The default character set in the C64 is hidden away in a chunk of ROM that, by default, is only visible to the VIC-II graphics chip. That same region of memory is also home to the C64’s IO devices (mapped in by default) and 4k of RAM. Which of those three things the CPU sees at that address range is controlled by bank switching, using the special IO port build into the 6510 CPU.
You can tell the VIC to look somewhere else for the character data, within certain limitations. First, the location has to be aligned on a 2-kB boundary. Second, the VIC is only capable of “seeing” one 16 kB bank of the C64’s memory at any one time. Instead of using the 6510’s IO ports, the bank for the VIC chip is controlled by an output port of one of the two 6526 CIA chips.
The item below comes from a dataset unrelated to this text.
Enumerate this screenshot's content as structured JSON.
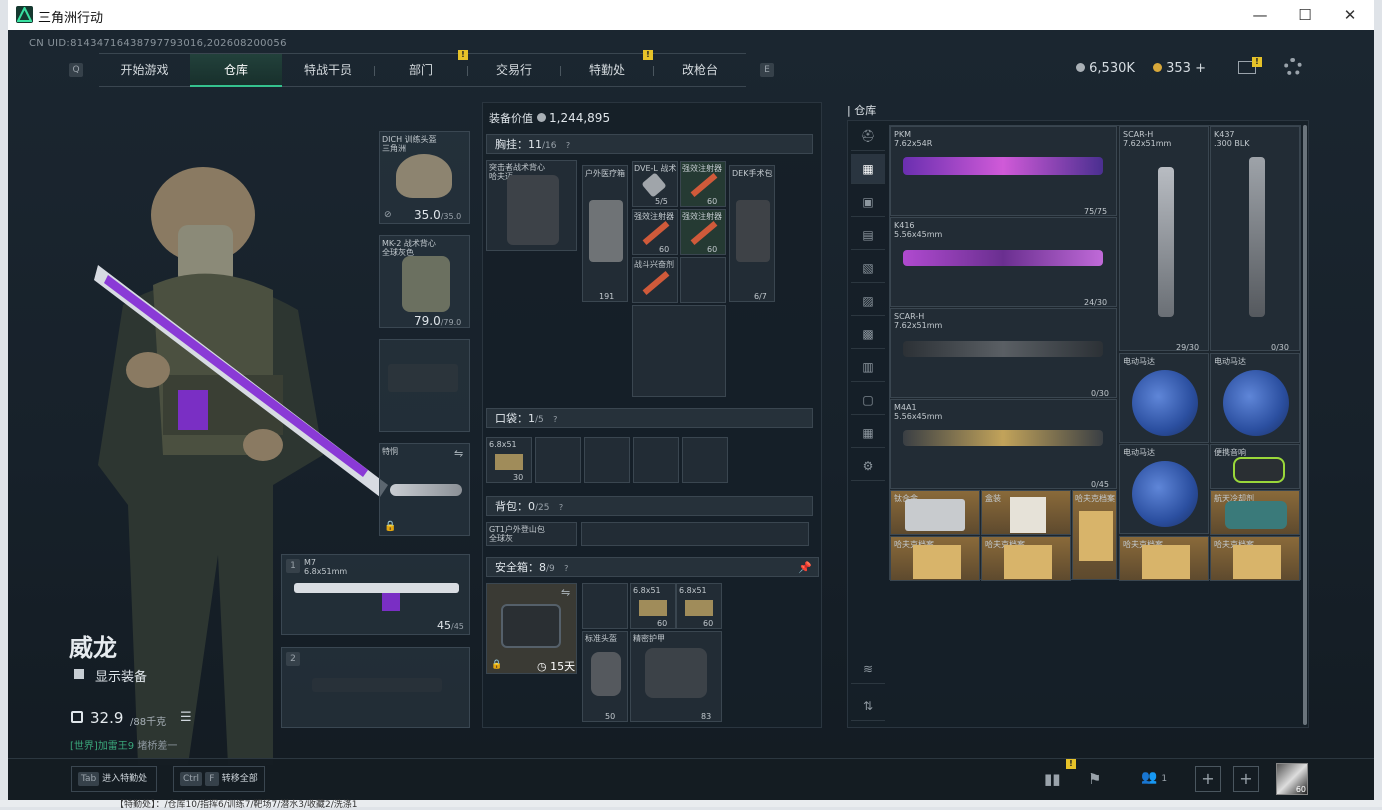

Whew!
One implication of this is that the character data and the screen memory have to be in the same bank, and because I didn’t think of this beforehand I had to shuffle around my data structures quite a bit in order to accommodate the new character data. Luckily, the cc65 compiler and its linker give me quite a bit of flexibility about how my program will be arranged in memory, and I’ve also configured the linker to reserve a large section of memory for fixed-location custom data structures, which now includes the map data and character data.
The final task was to come up with the actual new character data, and as you can see from the graphic up top… let’s just say that’s going to be an ongoing process. The white and gray bits are supposed to be mountains, if that helps any.